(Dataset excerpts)

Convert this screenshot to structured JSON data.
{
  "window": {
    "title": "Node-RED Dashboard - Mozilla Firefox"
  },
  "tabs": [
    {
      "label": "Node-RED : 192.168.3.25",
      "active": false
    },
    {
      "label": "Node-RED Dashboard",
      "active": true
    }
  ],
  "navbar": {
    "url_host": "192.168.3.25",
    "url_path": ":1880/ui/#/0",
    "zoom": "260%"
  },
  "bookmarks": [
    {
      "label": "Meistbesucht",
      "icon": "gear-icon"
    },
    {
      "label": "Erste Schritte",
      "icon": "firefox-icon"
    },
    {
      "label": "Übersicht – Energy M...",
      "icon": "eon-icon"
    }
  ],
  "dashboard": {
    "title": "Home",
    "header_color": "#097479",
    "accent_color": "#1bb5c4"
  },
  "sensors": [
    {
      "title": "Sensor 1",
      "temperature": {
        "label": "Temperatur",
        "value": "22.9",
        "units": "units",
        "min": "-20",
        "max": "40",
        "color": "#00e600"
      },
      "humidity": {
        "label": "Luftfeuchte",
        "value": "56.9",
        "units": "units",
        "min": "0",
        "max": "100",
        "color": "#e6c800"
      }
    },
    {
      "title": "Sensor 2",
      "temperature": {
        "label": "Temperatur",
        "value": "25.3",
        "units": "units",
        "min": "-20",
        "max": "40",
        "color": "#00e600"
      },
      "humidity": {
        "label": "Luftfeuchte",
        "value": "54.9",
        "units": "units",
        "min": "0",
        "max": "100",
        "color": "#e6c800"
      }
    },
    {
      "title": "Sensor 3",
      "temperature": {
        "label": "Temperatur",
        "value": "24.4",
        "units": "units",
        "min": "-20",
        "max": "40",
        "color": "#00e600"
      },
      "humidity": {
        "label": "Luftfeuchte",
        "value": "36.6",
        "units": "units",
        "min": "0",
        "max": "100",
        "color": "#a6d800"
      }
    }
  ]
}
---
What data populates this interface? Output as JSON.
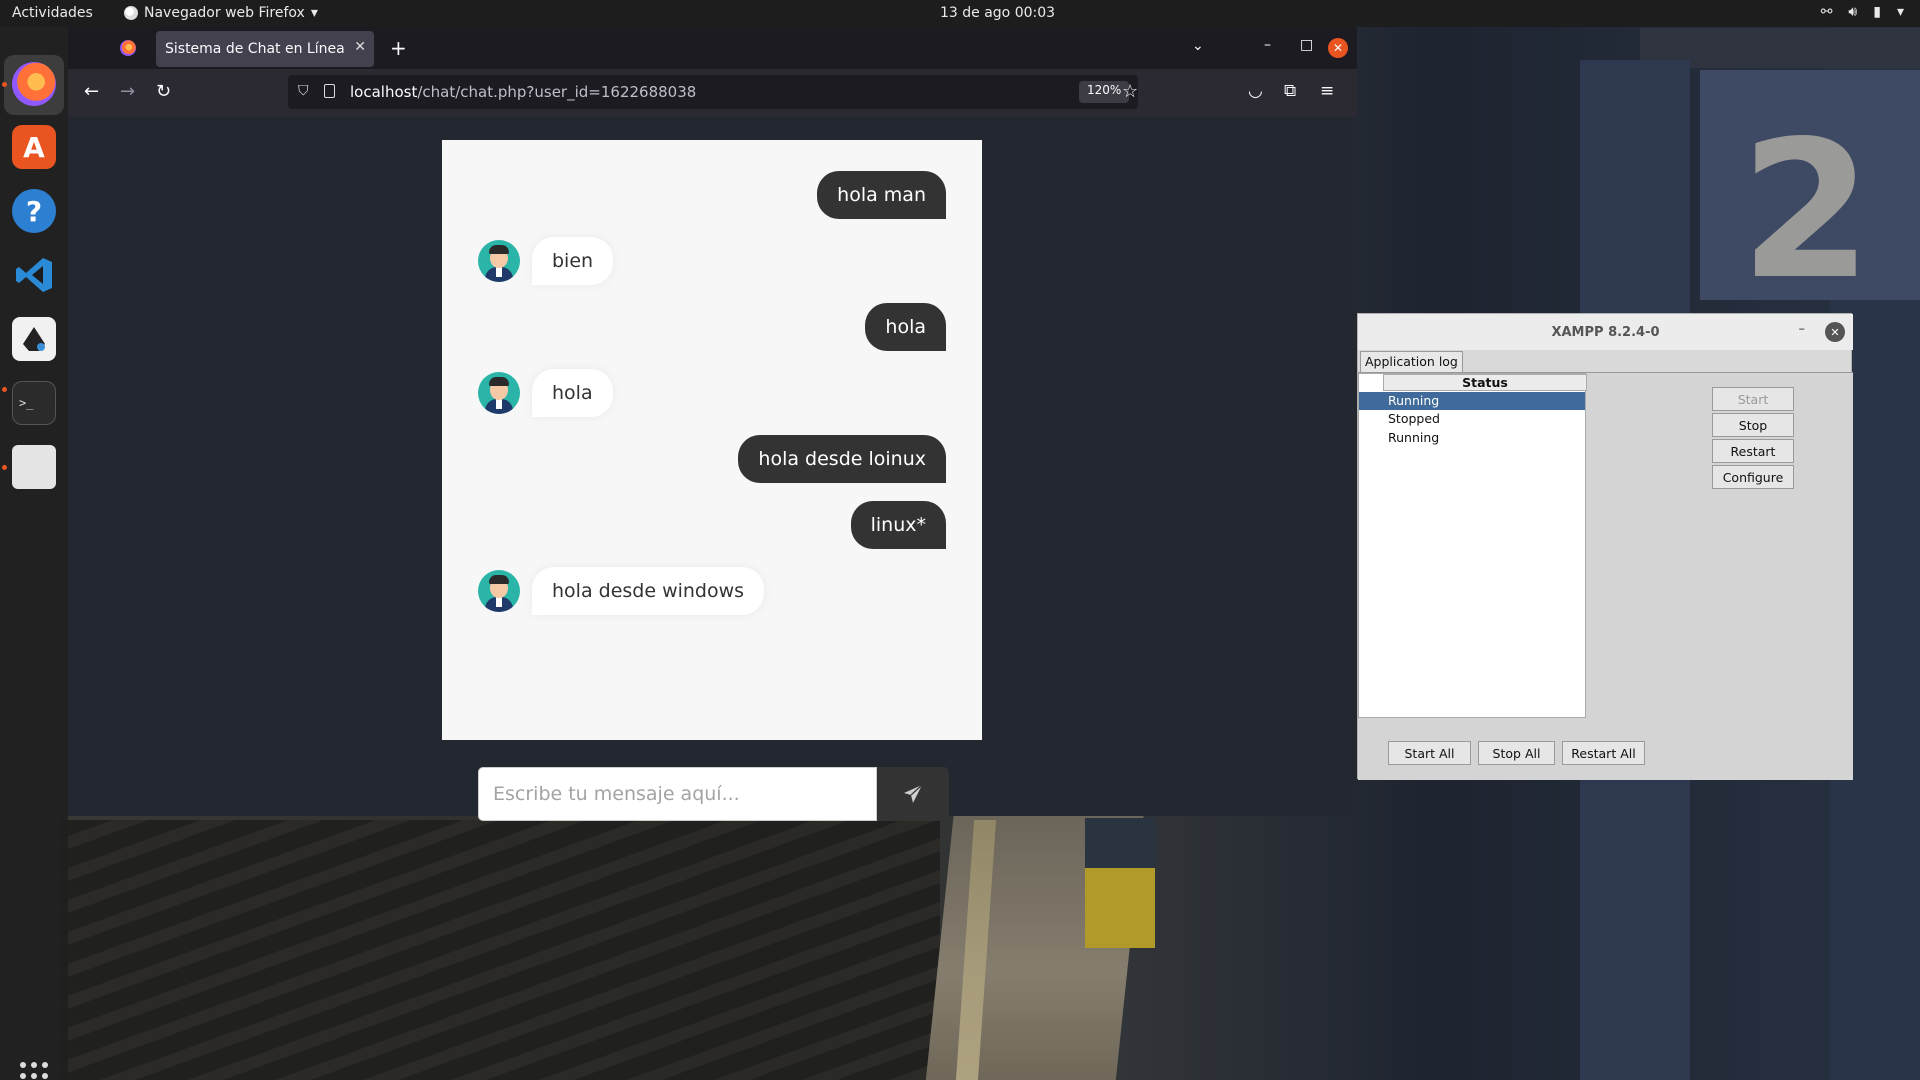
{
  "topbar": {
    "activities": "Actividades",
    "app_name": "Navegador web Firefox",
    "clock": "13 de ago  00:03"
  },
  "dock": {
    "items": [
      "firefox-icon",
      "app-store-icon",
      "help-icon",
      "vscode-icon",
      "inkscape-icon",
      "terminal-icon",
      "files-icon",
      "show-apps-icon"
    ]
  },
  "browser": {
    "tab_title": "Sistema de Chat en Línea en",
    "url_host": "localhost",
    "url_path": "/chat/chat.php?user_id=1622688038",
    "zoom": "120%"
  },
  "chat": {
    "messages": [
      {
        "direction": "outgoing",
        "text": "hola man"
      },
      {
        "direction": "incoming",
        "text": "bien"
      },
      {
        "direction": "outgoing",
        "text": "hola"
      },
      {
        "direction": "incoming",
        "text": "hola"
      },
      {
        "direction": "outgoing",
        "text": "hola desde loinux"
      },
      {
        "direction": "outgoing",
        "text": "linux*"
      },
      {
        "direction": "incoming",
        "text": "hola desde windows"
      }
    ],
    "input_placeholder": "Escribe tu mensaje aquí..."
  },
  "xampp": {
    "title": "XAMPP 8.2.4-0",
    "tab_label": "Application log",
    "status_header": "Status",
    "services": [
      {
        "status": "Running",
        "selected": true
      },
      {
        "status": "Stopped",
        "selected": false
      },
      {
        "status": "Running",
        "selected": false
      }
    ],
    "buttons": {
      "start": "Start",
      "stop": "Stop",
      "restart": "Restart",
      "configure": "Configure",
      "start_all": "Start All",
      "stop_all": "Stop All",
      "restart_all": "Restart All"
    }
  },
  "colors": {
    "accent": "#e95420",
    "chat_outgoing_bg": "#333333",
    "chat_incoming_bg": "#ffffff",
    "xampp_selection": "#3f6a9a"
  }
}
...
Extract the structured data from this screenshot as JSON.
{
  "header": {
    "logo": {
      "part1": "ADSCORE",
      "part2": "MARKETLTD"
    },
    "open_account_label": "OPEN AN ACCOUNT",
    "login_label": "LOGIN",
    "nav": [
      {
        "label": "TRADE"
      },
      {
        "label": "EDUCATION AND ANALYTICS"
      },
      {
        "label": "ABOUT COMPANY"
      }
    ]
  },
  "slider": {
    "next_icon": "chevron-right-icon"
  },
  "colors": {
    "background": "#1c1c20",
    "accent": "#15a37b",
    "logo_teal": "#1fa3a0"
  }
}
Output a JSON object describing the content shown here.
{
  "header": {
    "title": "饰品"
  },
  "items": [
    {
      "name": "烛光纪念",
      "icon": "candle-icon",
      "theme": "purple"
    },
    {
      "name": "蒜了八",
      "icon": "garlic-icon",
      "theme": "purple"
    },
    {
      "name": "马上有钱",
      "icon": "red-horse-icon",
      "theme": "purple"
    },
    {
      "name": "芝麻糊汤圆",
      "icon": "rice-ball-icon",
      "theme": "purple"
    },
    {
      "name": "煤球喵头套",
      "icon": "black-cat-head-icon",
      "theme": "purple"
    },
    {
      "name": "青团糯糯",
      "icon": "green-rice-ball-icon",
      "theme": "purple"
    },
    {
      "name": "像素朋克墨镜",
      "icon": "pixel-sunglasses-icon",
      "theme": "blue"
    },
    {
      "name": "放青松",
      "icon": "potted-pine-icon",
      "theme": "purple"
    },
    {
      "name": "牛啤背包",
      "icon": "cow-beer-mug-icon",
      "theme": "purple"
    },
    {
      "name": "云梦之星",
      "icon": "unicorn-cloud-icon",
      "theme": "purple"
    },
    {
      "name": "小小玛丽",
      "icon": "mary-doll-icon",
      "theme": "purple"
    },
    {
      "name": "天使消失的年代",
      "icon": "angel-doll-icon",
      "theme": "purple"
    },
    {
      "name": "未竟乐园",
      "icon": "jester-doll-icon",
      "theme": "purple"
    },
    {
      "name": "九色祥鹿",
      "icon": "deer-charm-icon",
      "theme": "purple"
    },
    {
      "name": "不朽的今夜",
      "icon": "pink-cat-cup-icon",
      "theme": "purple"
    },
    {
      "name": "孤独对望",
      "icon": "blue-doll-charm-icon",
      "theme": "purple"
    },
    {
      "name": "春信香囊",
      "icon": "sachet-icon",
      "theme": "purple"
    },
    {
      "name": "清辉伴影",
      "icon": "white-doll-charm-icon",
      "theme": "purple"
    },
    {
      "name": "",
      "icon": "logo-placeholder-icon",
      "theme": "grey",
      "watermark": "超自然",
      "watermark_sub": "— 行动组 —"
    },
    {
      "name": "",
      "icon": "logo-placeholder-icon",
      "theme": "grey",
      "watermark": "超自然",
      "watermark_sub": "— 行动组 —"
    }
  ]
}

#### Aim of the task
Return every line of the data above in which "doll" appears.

#### Reply to the task
      "icon": "mary-doll-icon",
      "icon": "angel-doll-icon",
      "icon": "jester-doll-icon",
      "icon": "blue-doll-charm-icon",
      "icon": "white-doll-charm-icon",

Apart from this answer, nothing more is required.